Monday, February 11, 2008

New Beck Album Pushes Musical Envelope.....

Los Angeles, CA-Continuing his streak of innovative creative efforts, musician, singer-songwriter, and multi-instrumentalist Beck announced the release his latest album, Silent Sounds, in an emergency press conference held today in the party room of an area Jump N Jungle family recreation center.

Never shy of venturing into unexplored musical territory, Beck promised that his new collection would be sure to delight his hardcore fans while still enticing novice listeners. The album, which will hit stores on Friday with a purchase price of $19.99, consists of 23 seperate tracks ranging anywhere from two and a half to nine minutes in length that are completely devoid of both music and lyrics.

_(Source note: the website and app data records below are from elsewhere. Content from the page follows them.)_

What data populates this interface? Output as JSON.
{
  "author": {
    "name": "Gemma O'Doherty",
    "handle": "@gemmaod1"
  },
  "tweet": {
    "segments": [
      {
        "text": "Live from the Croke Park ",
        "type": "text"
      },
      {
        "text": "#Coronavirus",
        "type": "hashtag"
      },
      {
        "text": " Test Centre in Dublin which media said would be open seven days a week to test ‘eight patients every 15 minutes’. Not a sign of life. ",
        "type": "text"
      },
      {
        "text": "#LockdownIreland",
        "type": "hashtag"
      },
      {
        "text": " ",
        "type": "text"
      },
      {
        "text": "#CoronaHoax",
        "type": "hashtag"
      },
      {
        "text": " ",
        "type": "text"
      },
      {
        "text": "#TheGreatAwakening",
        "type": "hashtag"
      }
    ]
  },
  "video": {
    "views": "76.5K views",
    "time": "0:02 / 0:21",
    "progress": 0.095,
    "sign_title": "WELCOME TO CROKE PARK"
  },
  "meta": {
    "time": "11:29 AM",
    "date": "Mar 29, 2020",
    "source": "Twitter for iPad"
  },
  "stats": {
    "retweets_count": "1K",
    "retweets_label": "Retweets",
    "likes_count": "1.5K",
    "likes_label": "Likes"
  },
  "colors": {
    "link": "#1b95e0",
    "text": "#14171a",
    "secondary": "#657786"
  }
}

"Leave it to Beck, easily one of America's most original musical artists, to attempt something so daring," record executive David Geffen explained. "If anyone else put out an album of complete silence, and charged twenty bucks for it, I think that the public would be outraged. But since it's Beck, the idea is completely hip and I wouldn't be suprised if he takes home a few Grammys."

John Travolta, an American actor who had a string of popular television programs and movies in the 70's and 80's, and a brief resurgence in the 90's, is voicing his support for Beck's new record. "I can see this album being very popular with pregnant scientologists," the former celebrity revealed. "My wife would have loved to have had something to listen to during childbirth that didn't violate the principles of our religion."

Travolta, whose 2000 film Battlefield Earth was hailed by Freedom Magazine as "pretty good", even claims to have suggested a similar approach for the soundtrack of the movie. His idea was ultimately rejected by the executive producers, but may have served as an inspiration for Beck. Beck understudied the role of Johnnie Goodboy Tyler, which was eventually portrayed by actor Barry Pepper, who remembers the film as "one of my paychecks in between Saving Private Ryan and Flags of Our Fathers."

"I was actually one of the few people in the crew that supported Travolta on that," supervising sound editor Allen Smithee explained. "I think it would have really improved the quality of the movie. Unfortunately, they also rejected my suggestion that the cameraman leave the lens cap on."


The Laundress said...

Damn, Zoo,

I have filmed all of my home videos with the lens cap on (but they are not worth seeing).

Count me in as one in the millions: I will be charging off to Wal-Mart to get my copy of Beck's latest, assuming his silence is sanctioned?

No implied sordid lyrics?

No explicit advisory?

So much can be read into... silence.

Shutting up now.

Your lost cause,

Sarabeth said...

An album of silence? Can I use it to teach my children the sound of it?